It was so quiet when I got up around 630am this morning. I could hear the smallest of waves lapping at the beach.
That's unusual for a weekday as there is always the distant drone of the cars on the main road, continuous for a good two hours or more as people head into work or school, and the going-to-work-and-school noises in the neighbourhood.
I also heard my neighbour tumbling what sounded like heaps of bottles into his recycle bin. Desperate times ...
Yesterday I was out walking and met my friend Pam who lives over the road. We used to walk together every day and now, if we meet up, we do the 'virus salute' which is to extend our arms straight out to indicate our mutual exclusion zones. The 'don't come any closer' message is clear without being too rude.
Pam is a retired nurse and really good value, a straight shooter and down to earth. Having nursed for over 60 years, and taught new recruits too, she's just about seen it all. We had a brief conversation on the beach.
'All the years I was nursing,' Pam said, 'I never got sick, never picked up anything from a patient apart from one time. I was leaving a ward, did the usual hand sanitizing protocols, but touched the door handle on my way out and got the 'flu. Germs exist on different surfaces for varying lengths of time.'
This is a message we're hearing about petrol pumps: wear gloves, or wipe your hands right away after using a pump handle.
Pam also told me that the police had been around the evening before, cruising our streets, and had gone down to the beach that night to break up a gang of young folk drinking beer down by the public dunny. This was before the shutdown of 1159pm Wednesday night.
Pam and I continued our walk together a short way. She was on the grass verge and I walked down the middle of the street. Quite a refreshing thing to do as there are no cars and you can stroll right down the centre line if you fancy it.
We're starting our government-imposed 4 week period of self isolation here in New Zealand. It began at 11.59pm last night and will continue for 4 weeks. We have to stay at home to help prevent the community spread of this ghastly Covid-19 virus that is wreaking such havoc all over the world.
We can go out for a walk, go to the supermarket and the doctor. That's it. All of the bars and the shops are closed, and other services like hair salons (my hair will be down to my ankles by the time I see the scissors again) are shut too. We are not to travel anywhere and the police have additional powers brought into place while the country is in state of national emergency.
Even the army can march in if need be.
That's enough incentive for me to stay at home and behave myself.
Things look the same this morning. The photo above is taken from the deck of my Writing Place. The sun came up, my cat Betsy squalled and howled for her breakfast at the usual time of 6am (on the dot - how do they know?), I got up and did all the usual things (shower, get dressed. toast and coffee). So while things look the same, they don't feel the same. Not at all.

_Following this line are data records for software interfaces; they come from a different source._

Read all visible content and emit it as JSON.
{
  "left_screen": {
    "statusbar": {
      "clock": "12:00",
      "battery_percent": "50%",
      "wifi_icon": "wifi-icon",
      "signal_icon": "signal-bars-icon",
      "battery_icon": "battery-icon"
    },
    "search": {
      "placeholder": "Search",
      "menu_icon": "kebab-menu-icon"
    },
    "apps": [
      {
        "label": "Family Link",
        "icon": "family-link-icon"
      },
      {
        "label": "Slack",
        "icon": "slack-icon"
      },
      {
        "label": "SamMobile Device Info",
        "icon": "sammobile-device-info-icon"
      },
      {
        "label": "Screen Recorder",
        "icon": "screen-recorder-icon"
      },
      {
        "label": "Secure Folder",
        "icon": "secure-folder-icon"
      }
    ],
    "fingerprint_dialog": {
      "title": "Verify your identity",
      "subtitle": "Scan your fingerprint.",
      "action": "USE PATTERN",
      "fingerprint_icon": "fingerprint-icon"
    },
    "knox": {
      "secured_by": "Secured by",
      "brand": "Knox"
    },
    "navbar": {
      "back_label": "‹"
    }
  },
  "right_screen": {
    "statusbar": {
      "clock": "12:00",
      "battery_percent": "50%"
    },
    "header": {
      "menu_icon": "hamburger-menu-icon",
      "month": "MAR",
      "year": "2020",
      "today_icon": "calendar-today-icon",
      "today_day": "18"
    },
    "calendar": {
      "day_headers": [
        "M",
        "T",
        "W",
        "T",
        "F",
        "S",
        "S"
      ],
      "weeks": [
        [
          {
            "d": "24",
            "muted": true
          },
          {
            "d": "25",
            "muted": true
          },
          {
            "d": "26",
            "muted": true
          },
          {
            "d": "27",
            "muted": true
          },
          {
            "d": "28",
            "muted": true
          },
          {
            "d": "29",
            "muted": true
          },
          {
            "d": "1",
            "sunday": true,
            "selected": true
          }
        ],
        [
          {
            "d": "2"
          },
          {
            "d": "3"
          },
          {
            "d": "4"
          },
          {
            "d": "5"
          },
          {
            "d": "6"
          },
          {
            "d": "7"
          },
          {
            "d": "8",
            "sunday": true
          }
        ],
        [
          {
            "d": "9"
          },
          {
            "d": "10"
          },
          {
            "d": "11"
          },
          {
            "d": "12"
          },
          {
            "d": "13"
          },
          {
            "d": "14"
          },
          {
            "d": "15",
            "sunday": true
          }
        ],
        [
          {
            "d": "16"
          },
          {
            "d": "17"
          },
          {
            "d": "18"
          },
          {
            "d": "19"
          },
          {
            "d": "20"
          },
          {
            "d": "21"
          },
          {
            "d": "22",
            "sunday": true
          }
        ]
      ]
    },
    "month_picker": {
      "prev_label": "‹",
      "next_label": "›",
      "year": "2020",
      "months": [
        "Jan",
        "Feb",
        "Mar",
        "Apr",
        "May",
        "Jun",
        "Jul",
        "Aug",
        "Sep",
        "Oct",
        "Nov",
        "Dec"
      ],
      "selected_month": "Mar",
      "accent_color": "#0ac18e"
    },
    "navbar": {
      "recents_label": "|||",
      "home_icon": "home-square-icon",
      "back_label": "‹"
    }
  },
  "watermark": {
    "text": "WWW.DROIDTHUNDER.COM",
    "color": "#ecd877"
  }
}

Our neighbourhood has a kind of post-apocalyptic calm. Usually at this time of day kids are chattering on the way to school, car doors are slamming and engines starting as neighbours head off to work, dogs are being walked, yapping and prancing about, pairs of people are striding along for their AM exercise, talking about the day ahead.
Nuthin' like that happening here this morning.
Last night I had a dream. I was at home but my house was bigger. I had two guests staying the night - a man and a woman - unbeknownst to me they had also invited Sonia, a thin, bespectacled, nervous creature (could that have been me?) who had then invited crowds of people for a party. Within minutes my house was packed with rowdy party-goers. Fortunately my house and lawns expanded in my dream to accommodate all of these party folk and I walked from room to room, thinking, 'I cannot get rid of them. There are too many. What should I do?'
Those of us who analyse dreams (and I'm not one of them but for me, this one is pretty clear) will say that this dream of mine shows a loss of control. Things are happening and there is nothing I can do about it. And the crowd of people is an absolute no-no as we deal with this virus.
I imagine the anxiety this situation is causing will invade my dreams again, as it is affecting my waking life too.
We just have to go with it for now.